• [REQUIRED WORK] Sift through the material below and return the lines with "ffffff".
• • • • • • •
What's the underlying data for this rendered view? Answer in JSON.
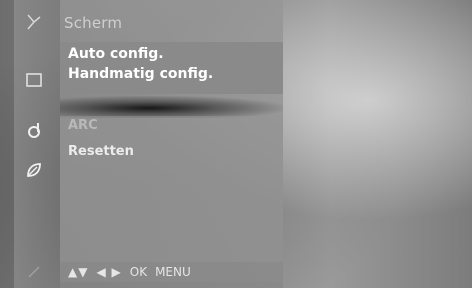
{
  "menu": {
    "title": "Scherm",
    "submenu": [
      {
        "label": "Auto config."
      },
      {
        "label": "Handmatig config."
      }
    ],
    "items": [
      {
        "label": "ARC"
      },
      {
        "label": "Resetten"
      }
    ]
  },
  "footer": {
    "updown": "▲▼",
    "leftright": "◀ ▶",
    "ok": "OK",
    "menu": "MENU"
  },
  "icons": [
    "antenna-icon",
    "screen-icon",
    "sound-icon",
    "leaf-icon",
    "lock-icon"
  ],
  "colors": {
    "panel": "#8a8a8a",
    "text": "#ffffff",
    "muted": "#b9b9b9"
  }
}
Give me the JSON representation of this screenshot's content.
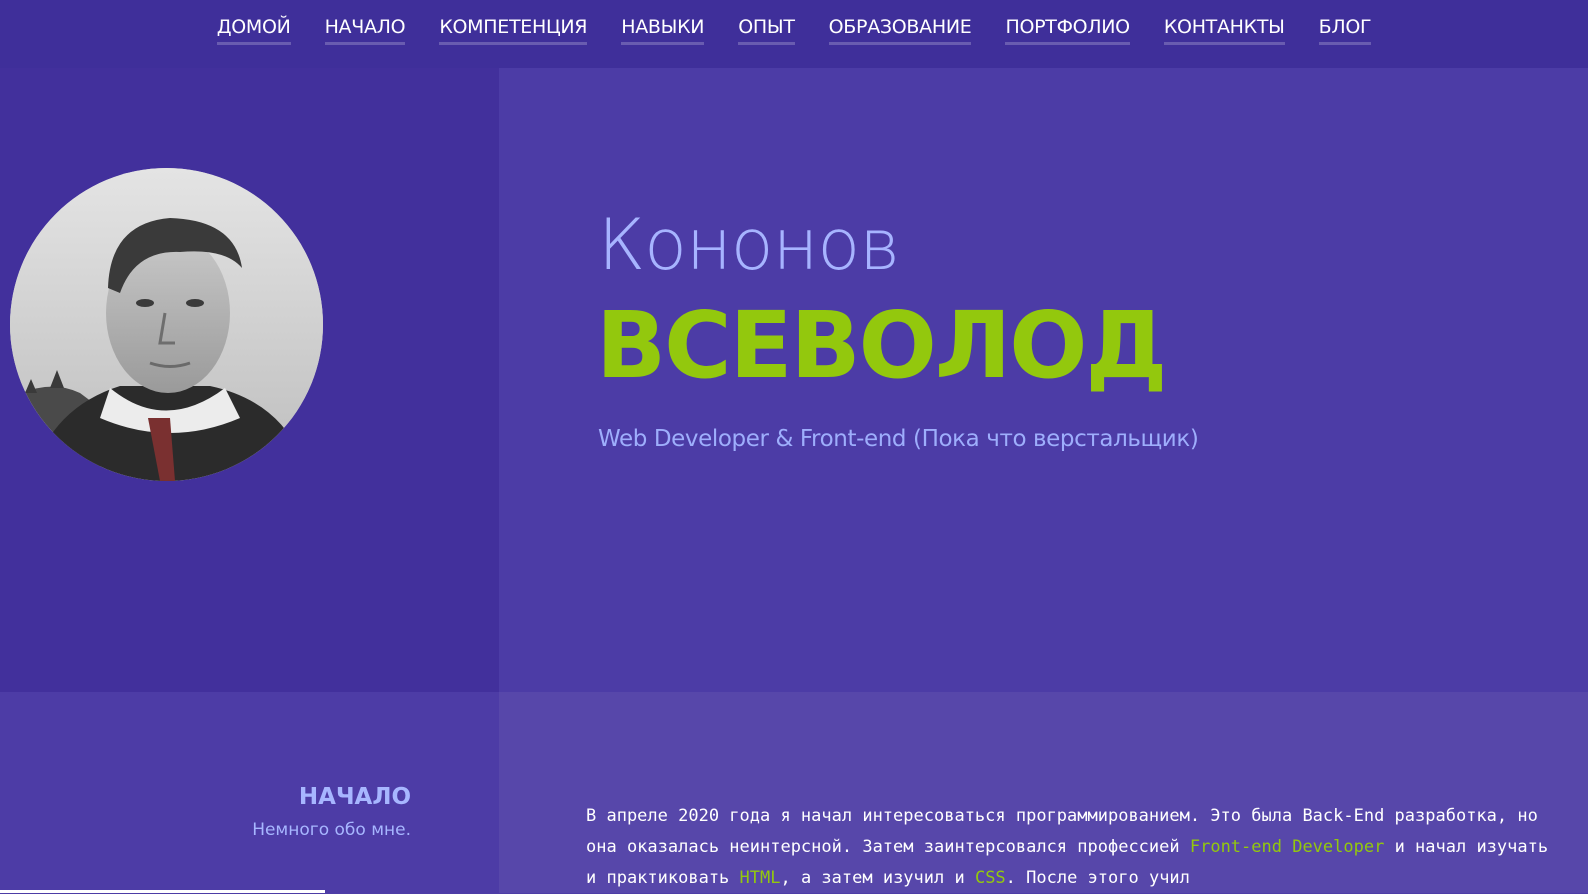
{
  "nav": {
    "items": [
      {
        "label": "ДОМОЙ"
      },
      {
        "label": "НАЧАЛО"
      },
      {
        "label": "КОМПЕТЕНЦИЯ"
      },
      {
        "label": "НАВЫКИ"
      },
      {
        "label": "ОПЫТ"
      },
      {
        "label": "ОБРАЗОВАНИЕ"
      },
      {
        "label": "ПОРТФОЛИО"
      },
      {
        "label": "КОНТАНКТЫ"
      },
      {
        "label": "БЛОГ"
      }
    ]
  },
  "hero": {
    "last_name": "Кононов",
    "first_name": "ВСЕВОЛОД",
    "subtitle": "Web Developer & Front-end (Пока что верстальщик)"
  },
  "about": {
    "title": "НАЧАЛО",
    "subtitle": "Немного обо мне.",
    "text_1": "В апреле 2020 года я начал интересоваться программированием. Это была Back-End разработка, но она оказалась неинтерсной. Затем заинтерсовался профессией ",
    "hl_1": "Front-end Developer",
    "text_2": " и начал изучать и практиковать ",
    "hl_2": "HTML",
    "text_3": ", а затем изучил и ",
    "hl_3": "CSS",
    "text_4": ". После этого учил"
  },
  "colors": {
    "nav_bg": "#3f2f9a",
    "accent_green": "#93c80d",
    "accent_lavender": "#a7b4ff"
  }
}
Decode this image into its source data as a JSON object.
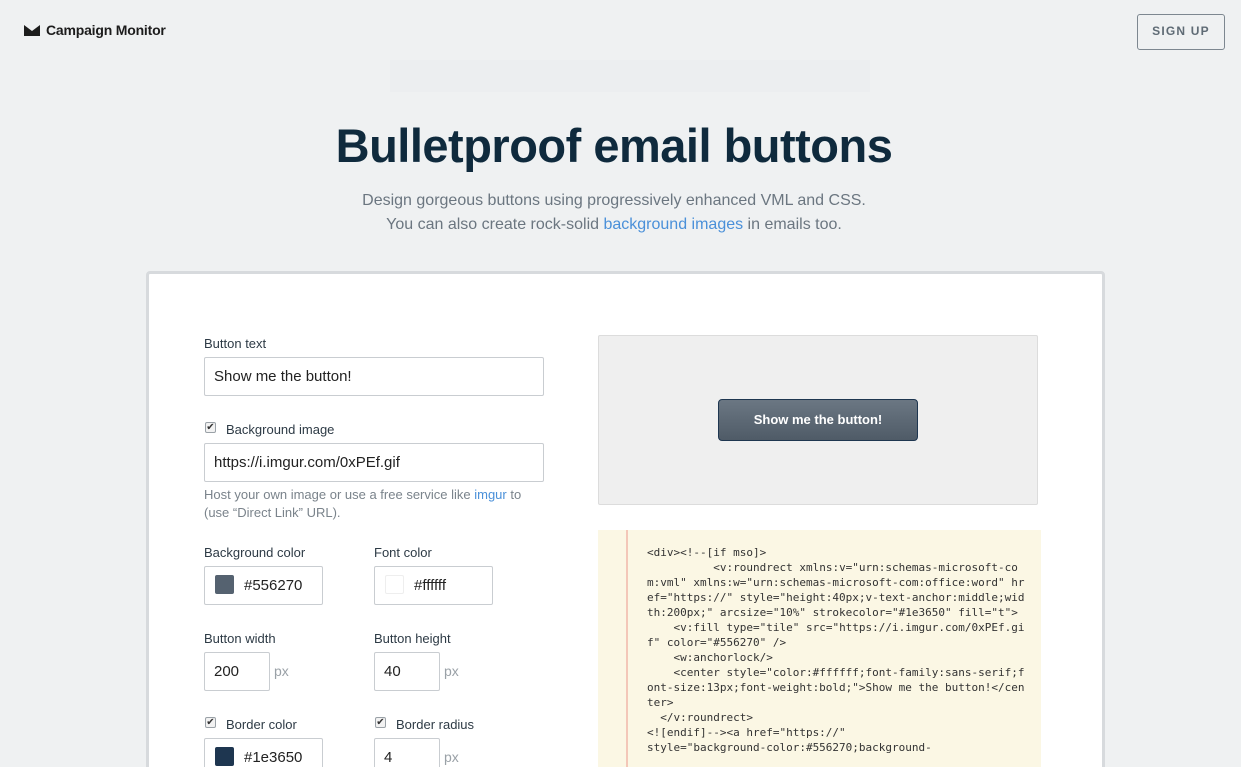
{
  "header": {
    "logo_text": "Campaign Monitor",
    "signup_label": "SIGN UP"
  },
  "hero": {
    "title": "Bulletproof email buttons",
    "subtitle_line1": "Design gorgeous buttons using progressively enhanced VML and CSS.",
    "subtitle_line2_pre": "You can also create rock-solid ",
    "subtitle_link": "background images",
    "subtitle_line2_post": " in emails too."
  },
  "form": {
    "button_text_label": "Button text",
    "button_text_value": "Show me the button!",
    "bg_image_checked": true,
    "bg_image_label": "Background image",
    "bg_image_value": "https://i.imgur.com/0xPEf.gif",
    "help_pre": "Host your own image or use a free service like ",
    "help_link": "imgur",
    "help_post": " to",
    "help_line2": "(use “Direct Link” URL).",
    "bg_color_label": "Background color",
    "bg_color_value": "#556270",
    "font_color_label": "Font color",
    "font_color_value": "#ffffff",
    "font_color_display": "#ffffff",
    "width_label": "Button width",
    "width_value": "200",
    "height_label": "Button height",
    "height_value": "40",
    "unit": "px",
    "border_color_checked": true,
    "border_color_label": "Border color",
    "border_color_value": "#1e3650",
    "border_radius_checked": true,
    "border_radius_label": "Border radius",
    "border_radius_value": "4"
  },
  "preview": {
    "button_label": "Show me the button!"
  },
  "code": {
    "text": "<div><!--[if mso]>\n          <v:roundrect xmlns:v=\"urn:schemas-microsoft-com:vml\" xmlns:w=\"urn:schemas-microsoft-com:office:word\" href=\"https://\" style=\"height:40px;v-text-anchor:middle;width:200px;\" arcsize=\"10%\" strokecolor=\"#1e3650\" fill=\"t\">\n    <v:fill type=\"tile\" src=\"https://i.imgur.com/0xPEf.gif\" color=\"#556270\" />\n    <w:anchorlock/>\n    <center style=\"color:#ffffff;font-family:sans-serif;font-size:13px;font-weight:bold;\">Show me the button!</center>\n  </v:roundrect>\n<![endif]--><a href=\"https://\"\nstyle=\"background-color:#556270;background-"
  }
}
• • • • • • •
• [EXERCISE ANSWER]
    "text": "#ffffff",
    "font_color_value": "#ffffff",
    "font_color_display": "#ffffff",
    "text": "<div><!--[if mso]>\n          <v:roundrect xmlns:v=\"urn:schemas-microsoft-com:vml\" xmlns:w=\"urn:schemas-microsoft-com:office:word\" href=\"https://\" style=\"height:40px;v-text-anchor:middle;width:200px;\" arcsize=\"10%\" strokecolor=\"#1e3650\" fill=\"t\">\n    <v:fill type=\"tile\" src=\"https://i.imgur.com/0xPEf.gif\" color=\"#556270\" />\n    <w:anchorlock/>\n    <center style=\"color:#ffffff;font-family:sans-serif;font-size:13px;font-weight:bold;\">Show me the button!</center>\n  </v:roundrect>\n<![endif]--><a href=\"https://\"\nstyle=\"background-color:#556270;background-"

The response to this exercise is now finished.